IMIS | Flanders Marine Institute
 

Flanders Marine Institute

Platform for marine research

IMIS

Publications | Institutes | Persons | Datasets | Projects | Maps
[ report an error in this record ]basket (0): add | show Printer-friendly version

Climate change and Australian marine life
Poloczanska, E.S.; Babcock, R.C.; Butler, A.; Hobday, A.J.; Hoegh-Guldberg, O.; Kunz, T.J.; Matear, R.; Milton, D.A.; Okey, T.A.; Richardson, A.J. (2007). Climate change and Australian marine life. Oceanogr. Mar. Biol. Ann. Rev. 45: 407-478
In: Oceanography and Marine Biology: An Annual Review. Aberdeen University Press/Allen & Unwin: London. ISSN 0078-3218, more
Peer reviewed article  

Available in  Authors 

Keywords
    Barrier reefs; Biodiversity; Climatic changes; Marine water; Species; ISEW, Australia [Marine Regions]; Marine

Authors  Top 
  • Poloczanska, E.S.
  • Babcock, R.C.
  • Butler, A.
  • Hobday, A.J.
  • Hoegh-Guldberg, O.
  • Kunz, T.J.
  • Matear, R.
  • Milton, D.A.
  • Okey, T.A.
  • Richardson, A.J., more
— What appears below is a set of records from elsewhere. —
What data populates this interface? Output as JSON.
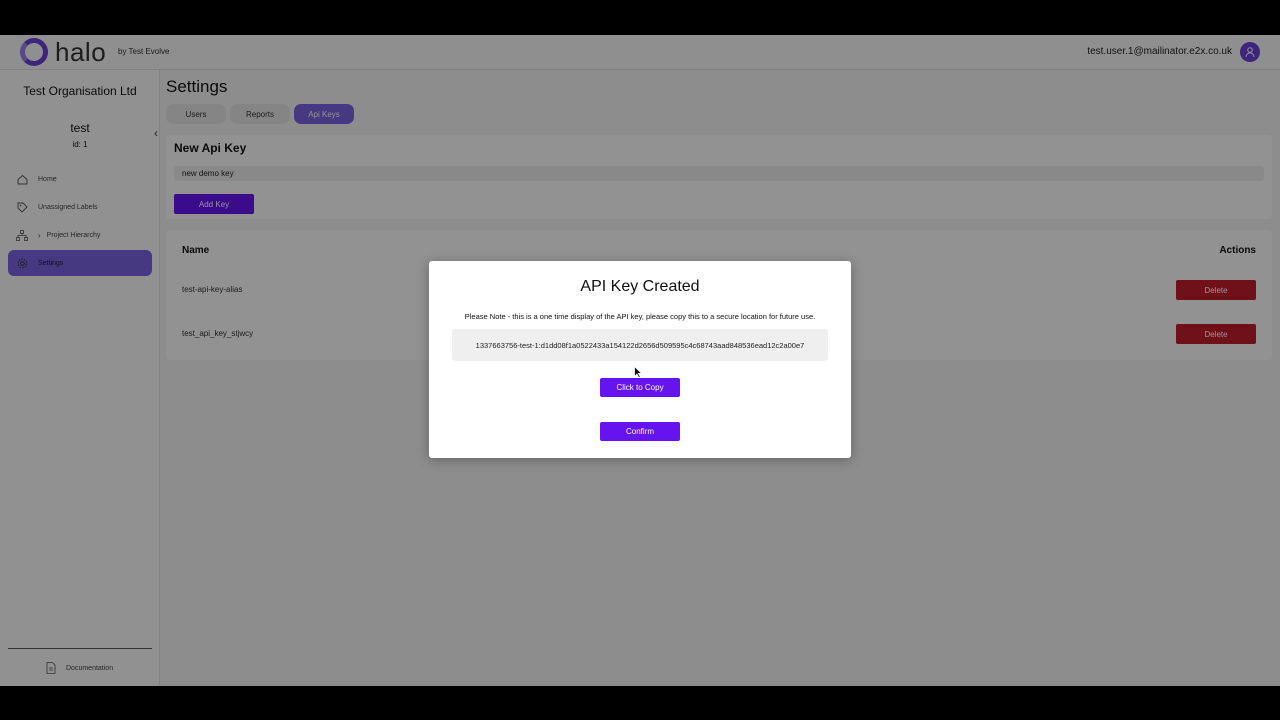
{
  "header": {
    "logo_text": "halo",
    "logo_by": "by Test Evolve",
    "user_email": "test.user.1@mailinator.e2x.co.uk",
    "avatar_icon": "user-icon"
  },
  "sidebar": {
    "org_name": "Test Organisation Ltd",
    "project_name": "test",
    "project_id": "id: 1",
    "collapse_icon": "chevron-left-icon",
    "items": [
      {
        "label": "Home",
        "icon": "home-icon",
        "active": false
      },
      {
        "label": "Unassigned Labels",
        "icon": "tag-icon",
        "active": false
      },
      {
        "label": "Project Hierarchy",
        "icon": "hierarchy-icon",
        "active": false
      },
      {
        "label": "Settings",
        "icon": "gear-icon",
        "active": true
      }
    ],
    "documentation": {
      "label": "Documentation",
      "icon": "document-icon"
    }
  },
  "main": {
    "title": "Settings",
    "tabs": [
      {
        "label": "Users",
        "active": false
      },
      {
        "label": "Reports",
        "active": false
      },
      {
        "label": "Api Keys",
        "active": true
      }
    ],
    "new_key": {
      "heading": "New Api Key",
      "input_value": "new demo key",
      "add_label": "Add Key"
    },
    "table": {
      "col_name": "Name",
      "col_actions": "Actions",
      "rows": [
        {
          "name": "test-api-key-alias",
          "action": "Delete"
        },
        {
          "name": "test_api_key_stjwcy",
          "action": "Delete"
        }
      ]
    }
  },
  "modal": {
    "title": "API Key Created",
    "note": "Please Note - this is a one time display of the API key, please copy this to a secure location for future use.",
    "key_value": "1337663756-test-1:d1dd08f1a0522433a154122d2656d509595c4c68743aad848536ead12c2a00e7",
    "copy_label": "Click to Copy",
    "confirm_label": "Confirm"
  },
  "colors": {
    "accent": "#6514f0",
    "active_nav": "#7a61e0",
    "danger": "#c11d2b"
  }
}
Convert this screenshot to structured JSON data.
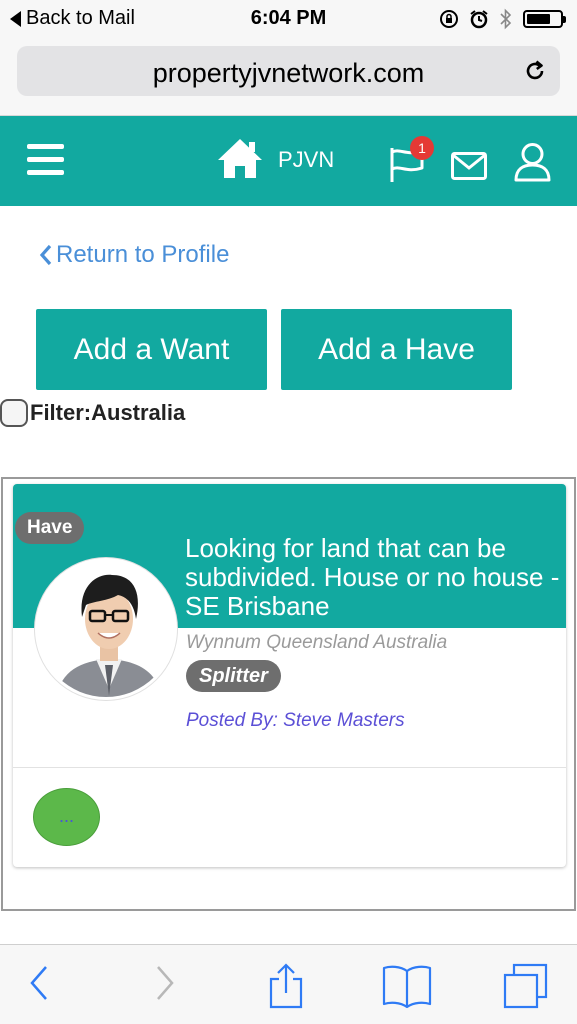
{
  "status_bar": {
    "back_label": "Back to Mail",
    "time": "6:04 PM",
    "battery_level": 0.72
  },
  "browser": {
    "url": "propertyjvnetwork.com"
  },
  "header": {
    "brand": "PJVN",
    "notification_count": "1",
    "icons": [
      "menu-icon",
      "home-icon",
      "flag-icon",
      "mail-icon",
      "user-icon"
    ],
    "background_color": "#12a9a0"
  },
  "page": {
    "return_link": "Return to Profile",
    "add_want_label": "Add a Want",
    "add_have_label": "Add a Have",
    "filter_label": "Filter:Australia",
    "filter_checked": false
  },
  "listing": {
    "type": "Have",
    "title": "Looking for land that can be subdivided. House or no house - SE Brisbane",
    "location": "Wynnum Queensland Australia",
    "tag": "Splitter",
    "posted_by": "Posted By: Steve Masters",
    "more_label": "..."
  },
  "colors": {
    "accent": "#12a9a0",
    "link": "#4a8fd8",
    "badge": "#e53935",
    "more_button": "#5cb84a"
  }
}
Abstract
    Australia's marine life is highly diverse and endemic. Here we describe projections of climate change in Australian waters and examine from the literature likely impacts of these changes on Australian marine biodiversity. For the Australian region, climate model simulations project oceanic warming, an increase in ocean stratification and decrease in mixing depth, a strengthening of the East Australian Current, increased ocean acidification, a rise in sea level, alterations in cloud cover and ozone levels altering the levels of solar radiation reaching the ocean surface, and altered storm and rainfall regimes. Evidence of climate change impacts on biological systems are generally scarce in Australia compared to the Northern Hemisphere. The poor observational records in Australia are attributed to a lack of studies of climate impacts on natural systems and species at regional or national scales. However, there are notable exceptions such as widespread bleaching of corals on the Great Barrier Reef and poleward shifts in temperate fish populations. Biological changes are likely to be considerable and to have economic and broad ecological consequences, especially in climate-change 'hot spots' such as the Tasman Sea and the Great Barrier Reef.

All data in IMIS is subject to the VLIZ privacy policy Top | Authors